Yes, according to some , if you are a re-applicant, whether to the same school or a new one, some programs do make re-applicants write a specific medical school reapplicant personal statement and only this one. They do not allow the resubmission of old statements. If you are reapplying to a medical school, the point is to show what has changed about your application so your old statements no longer apply to who you are as a candidate now.
2. What do you have to write in a medical school reapplicant personal statement?
Many medical schools make clear what they expect to read in a medical school reapplicant personal statement, namely, what a candidate has changed or improved about themselves that was lacking in their first . The changes made could range from improving your coursework or doing more volunteer work.
3. What is different about writing a medical school reapplicant personal statement than a regular medical school personal statement?
The main difference is a medical school reapplicant personal statement should address the changes you have undergone since you last applied to demonstrate that you are ready to take on the commitment of being a medical student. All medical schools typically ask this of re-applicants so at least you know what to write when you are writing the statement.
4. How long are medical school reapplicant personal statements?
Every school has its own word limits but the medical school reapplicant personal statement can range from between 1000 to 3000 characters.
5. What should I not mention in my medical school reapplicant personal statement?
You should not repeat anything you mentioned in your original personal statement. You should focus mostly on what you have changed about yourself and how you have increased your suitability for the program, as nearly all medical school ask the same thing of re-applicants.
6. Why do schools ask different questions of re-applicants than first-time applicants?

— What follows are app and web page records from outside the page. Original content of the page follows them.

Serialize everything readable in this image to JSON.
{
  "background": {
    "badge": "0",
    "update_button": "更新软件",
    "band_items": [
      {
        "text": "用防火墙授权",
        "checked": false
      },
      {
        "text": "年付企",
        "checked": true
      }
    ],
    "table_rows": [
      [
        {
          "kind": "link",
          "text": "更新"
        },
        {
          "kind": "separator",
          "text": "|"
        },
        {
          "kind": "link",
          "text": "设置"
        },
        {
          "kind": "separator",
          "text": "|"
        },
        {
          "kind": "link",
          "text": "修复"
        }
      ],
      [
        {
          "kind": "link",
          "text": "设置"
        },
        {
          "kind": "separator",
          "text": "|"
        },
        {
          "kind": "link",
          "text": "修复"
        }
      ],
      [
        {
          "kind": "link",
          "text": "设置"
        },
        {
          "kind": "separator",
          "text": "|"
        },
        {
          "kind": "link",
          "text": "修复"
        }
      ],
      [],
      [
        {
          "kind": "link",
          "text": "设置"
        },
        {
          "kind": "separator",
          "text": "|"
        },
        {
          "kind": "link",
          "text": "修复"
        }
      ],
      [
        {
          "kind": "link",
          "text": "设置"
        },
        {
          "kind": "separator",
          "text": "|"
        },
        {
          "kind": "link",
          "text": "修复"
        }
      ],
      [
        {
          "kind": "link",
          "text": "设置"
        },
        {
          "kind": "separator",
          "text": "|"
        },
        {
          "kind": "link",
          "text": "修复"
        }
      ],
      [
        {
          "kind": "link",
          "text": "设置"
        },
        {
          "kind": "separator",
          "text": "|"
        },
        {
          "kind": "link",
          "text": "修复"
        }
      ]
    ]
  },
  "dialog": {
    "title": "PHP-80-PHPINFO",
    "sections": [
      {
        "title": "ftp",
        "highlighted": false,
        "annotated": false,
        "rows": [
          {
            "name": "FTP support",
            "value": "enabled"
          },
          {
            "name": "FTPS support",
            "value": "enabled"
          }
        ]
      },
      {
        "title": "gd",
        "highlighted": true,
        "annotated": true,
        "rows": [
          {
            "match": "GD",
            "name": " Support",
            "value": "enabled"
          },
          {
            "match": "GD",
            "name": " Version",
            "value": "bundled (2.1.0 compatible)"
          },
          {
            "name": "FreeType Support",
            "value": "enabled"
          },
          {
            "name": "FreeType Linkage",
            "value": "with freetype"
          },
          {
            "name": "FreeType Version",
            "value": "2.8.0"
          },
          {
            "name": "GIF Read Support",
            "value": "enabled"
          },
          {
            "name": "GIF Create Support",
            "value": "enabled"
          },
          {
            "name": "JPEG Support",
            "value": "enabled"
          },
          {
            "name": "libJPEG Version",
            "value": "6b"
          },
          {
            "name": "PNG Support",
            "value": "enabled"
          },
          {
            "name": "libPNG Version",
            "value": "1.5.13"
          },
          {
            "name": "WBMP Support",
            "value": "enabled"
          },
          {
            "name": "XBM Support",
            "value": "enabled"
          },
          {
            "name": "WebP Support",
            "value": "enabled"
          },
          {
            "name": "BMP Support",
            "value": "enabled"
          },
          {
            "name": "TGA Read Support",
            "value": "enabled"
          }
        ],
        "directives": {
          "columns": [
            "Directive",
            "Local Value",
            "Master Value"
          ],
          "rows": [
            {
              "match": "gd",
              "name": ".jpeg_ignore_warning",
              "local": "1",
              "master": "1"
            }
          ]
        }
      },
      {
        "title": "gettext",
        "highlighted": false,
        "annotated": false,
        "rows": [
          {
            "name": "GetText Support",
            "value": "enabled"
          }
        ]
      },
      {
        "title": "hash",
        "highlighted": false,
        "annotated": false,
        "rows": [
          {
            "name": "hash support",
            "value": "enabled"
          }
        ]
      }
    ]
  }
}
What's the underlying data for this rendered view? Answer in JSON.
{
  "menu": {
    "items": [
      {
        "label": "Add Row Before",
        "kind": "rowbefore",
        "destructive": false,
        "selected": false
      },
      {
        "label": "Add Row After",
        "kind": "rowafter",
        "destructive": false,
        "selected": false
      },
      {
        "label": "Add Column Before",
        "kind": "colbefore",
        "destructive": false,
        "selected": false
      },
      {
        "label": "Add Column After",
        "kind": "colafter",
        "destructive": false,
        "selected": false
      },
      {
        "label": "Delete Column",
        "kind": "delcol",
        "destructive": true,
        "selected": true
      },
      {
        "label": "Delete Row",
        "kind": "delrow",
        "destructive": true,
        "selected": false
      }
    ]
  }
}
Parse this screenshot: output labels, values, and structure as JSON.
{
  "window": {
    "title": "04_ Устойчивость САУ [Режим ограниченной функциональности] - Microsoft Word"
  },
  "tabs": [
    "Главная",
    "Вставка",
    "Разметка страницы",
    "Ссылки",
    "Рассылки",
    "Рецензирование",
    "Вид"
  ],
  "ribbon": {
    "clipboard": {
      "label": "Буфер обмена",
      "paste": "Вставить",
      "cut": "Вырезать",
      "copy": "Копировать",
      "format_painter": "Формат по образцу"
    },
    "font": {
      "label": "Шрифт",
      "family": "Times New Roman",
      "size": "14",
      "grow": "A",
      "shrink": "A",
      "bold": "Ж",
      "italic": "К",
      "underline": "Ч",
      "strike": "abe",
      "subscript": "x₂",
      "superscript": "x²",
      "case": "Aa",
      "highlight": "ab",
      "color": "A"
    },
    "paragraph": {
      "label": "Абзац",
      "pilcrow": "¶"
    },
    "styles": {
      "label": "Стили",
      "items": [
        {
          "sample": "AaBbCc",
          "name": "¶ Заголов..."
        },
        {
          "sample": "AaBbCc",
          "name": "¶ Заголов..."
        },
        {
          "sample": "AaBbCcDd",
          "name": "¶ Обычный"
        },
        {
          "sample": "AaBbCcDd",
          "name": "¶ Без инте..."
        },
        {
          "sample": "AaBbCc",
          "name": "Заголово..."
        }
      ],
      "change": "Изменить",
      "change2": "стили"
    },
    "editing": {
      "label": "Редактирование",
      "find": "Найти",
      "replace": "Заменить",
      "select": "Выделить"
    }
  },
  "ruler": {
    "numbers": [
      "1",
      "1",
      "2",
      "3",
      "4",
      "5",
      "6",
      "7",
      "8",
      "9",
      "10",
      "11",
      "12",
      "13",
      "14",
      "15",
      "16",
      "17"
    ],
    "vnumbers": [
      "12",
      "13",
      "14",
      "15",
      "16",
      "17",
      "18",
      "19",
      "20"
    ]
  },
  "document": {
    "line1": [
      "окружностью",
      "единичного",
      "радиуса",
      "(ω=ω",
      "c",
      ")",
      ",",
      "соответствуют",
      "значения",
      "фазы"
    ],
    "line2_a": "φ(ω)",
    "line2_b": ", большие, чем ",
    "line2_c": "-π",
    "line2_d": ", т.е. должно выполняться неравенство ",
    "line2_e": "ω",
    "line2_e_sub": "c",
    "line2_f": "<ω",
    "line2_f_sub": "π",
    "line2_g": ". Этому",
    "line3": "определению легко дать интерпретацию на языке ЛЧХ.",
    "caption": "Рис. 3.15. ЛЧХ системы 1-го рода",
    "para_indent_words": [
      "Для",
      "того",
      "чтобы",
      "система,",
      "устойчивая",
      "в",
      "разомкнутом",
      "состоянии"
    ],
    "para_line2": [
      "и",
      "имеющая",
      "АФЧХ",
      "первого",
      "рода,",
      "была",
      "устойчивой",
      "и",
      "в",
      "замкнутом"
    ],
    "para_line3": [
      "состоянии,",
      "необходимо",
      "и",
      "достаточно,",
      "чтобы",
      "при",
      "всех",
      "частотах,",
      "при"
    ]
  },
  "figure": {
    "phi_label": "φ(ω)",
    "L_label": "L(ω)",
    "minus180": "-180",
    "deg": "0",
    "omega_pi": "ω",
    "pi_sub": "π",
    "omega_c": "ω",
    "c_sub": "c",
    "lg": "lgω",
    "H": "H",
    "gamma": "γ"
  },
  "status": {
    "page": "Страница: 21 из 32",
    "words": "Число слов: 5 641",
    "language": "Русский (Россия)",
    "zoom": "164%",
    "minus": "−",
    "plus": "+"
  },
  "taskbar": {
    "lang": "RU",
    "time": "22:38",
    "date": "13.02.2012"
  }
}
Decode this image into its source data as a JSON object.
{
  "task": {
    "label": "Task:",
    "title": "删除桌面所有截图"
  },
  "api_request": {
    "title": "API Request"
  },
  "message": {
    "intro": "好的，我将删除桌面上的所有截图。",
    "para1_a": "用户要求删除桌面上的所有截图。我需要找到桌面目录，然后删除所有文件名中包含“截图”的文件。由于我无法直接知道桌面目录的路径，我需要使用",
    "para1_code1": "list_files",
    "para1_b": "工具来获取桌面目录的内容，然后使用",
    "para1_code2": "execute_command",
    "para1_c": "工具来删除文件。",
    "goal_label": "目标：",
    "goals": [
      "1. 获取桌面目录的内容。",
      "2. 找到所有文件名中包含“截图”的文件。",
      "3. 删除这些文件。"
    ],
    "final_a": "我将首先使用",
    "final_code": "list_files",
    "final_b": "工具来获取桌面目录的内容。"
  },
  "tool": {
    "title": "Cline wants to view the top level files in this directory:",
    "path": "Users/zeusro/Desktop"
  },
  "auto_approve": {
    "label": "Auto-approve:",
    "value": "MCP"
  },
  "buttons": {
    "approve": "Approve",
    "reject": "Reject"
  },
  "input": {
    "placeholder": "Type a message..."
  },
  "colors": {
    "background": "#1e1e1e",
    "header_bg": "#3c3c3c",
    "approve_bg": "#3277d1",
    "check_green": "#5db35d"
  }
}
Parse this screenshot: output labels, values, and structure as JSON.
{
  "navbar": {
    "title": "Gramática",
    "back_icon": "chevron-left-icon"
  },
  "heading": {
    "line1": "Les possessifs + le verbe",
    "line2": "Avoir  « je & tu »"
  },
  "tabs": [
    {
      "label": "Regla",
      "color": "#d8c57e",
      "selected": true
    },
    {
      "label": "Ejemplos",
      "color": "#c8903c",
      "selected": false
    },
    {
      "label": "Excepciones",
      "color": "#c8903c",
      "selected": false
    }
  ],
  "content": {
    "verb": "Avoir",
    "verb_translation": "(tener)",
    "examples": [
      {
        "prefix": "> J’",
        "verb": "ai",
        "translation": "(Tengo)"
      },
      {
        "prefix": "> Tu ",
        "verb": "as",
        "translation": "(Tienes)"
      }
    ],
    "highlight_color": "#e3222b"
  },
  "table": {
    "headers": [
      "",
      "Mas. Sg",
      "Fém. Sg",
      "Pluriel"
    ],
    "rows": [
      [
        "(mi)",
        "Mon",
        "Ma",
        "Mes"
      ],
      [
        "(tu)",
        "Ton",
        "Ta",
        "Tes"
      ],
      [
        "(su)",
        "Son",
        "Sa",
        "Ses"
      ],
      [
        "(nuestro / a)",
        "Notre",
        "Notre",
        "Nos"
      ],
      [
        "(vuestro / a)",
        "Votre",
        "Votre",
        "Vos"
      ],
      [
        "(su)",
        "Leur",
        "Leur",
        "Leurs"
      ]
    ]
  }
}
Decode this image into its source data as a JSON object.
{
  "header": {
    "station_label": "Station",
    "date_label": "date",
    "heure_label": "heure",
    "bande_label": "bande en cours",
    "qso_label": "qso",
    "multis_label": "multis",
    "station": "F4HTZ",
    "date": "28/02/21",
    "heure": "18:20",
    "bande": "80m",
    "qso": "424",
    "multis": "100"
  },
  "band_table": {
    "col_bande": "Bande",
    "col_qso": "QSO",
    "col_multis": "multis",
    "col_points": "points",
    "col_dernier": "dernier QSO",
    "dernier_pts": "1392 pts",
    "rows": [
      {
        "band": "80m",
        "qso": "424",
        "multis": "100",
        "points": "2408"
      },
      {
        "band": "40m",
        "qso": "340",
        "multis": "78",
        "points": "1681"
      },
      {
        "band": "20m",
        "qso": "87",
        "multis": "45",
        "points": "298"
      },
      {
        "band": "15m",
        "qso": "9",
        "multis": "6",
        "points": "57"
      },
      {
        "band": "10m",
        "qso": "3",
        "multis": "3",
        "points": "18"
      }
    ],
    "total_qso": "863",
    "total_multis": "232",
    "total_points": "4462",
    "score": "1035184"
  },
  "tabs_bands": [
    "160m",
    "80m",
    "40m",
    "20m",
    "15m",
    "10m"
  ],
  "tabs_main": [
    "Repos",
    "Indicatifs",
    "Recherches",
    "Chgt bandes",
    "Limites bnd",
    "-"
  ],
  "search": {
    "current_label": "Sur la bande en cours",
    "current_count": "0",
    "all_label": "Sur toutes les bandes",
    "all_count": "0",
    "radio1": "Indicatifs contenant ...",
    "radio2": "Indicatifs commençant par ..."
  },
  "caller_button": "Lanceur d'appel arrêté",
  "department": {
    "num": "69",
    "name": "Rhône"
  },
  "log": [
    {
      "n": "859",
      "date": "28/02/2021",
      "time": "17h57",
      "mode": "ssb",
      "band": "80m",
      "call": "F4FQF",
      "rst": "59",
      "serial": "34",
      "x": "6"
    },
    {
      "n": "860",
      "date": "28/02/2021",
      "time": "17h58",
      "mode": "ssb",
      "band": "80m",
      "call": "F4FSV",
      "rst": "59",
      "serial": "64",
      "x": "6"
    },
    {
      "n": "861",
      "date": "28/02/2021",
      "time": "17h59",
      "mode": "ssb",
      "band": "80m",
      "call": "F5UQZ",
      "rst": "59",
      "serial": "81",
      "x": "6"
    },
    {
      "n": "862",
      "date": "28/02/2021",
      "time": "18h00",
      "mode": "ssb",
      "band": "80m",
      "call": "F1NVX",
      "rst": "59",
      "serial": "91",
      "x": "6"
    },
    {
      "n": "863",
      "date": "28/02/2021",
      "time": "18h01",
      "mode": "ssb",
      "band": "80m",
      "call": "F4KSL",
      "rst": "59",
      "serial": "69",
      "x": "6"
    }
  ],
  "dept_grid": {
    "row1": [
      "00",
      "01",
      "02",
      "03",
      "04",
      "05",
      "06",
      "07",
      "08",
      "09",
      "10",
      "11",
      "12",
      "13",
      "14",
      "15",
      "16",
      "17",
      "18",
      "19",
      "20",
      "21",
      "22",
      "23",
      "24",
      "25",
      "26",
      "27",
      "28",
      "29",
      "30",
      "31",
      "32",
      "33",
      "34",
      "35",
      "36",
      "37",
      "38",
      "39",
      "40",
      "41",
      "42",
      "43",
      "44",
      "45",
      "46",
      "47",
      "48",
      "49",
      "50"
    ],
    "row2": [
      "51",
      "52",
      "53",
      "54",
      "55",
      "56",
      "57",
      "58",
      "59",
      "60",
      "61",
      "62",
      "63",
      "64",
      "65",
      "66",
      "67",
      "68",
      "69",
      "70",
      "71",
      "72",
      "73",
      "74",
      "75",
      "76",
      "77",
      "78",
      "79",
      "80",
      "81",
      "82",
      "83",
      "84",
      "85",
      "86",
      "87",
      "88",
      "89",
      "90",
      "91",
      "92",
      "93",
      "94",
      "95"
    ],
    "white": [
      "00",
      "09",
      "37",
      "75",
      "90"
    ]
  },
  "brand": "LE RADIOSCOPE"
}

Schools ask different questions because re-applicants are a unique demographic in the world of medical school applicants, similar to . Re-applicants face the extra burden of having to improve their application significantly, while first-timers with a strong application only have to apply once.
7. Do medical schools admit re-applicants?
Yes, many medical schools in the US and Canada regularly admit re-applicants who were unsuccessful either at the same school or another.
8. Should I re-apply to medical school?
You should only re-apply if you have made the necessary changes or improvements to your application, be it through writing better essays, improving your grades or MCAT scores, or doing more . Many experts say that you should at least wait a year before undergoing the process again so you can gain a better understanding of your application’s strengths and weaknesses.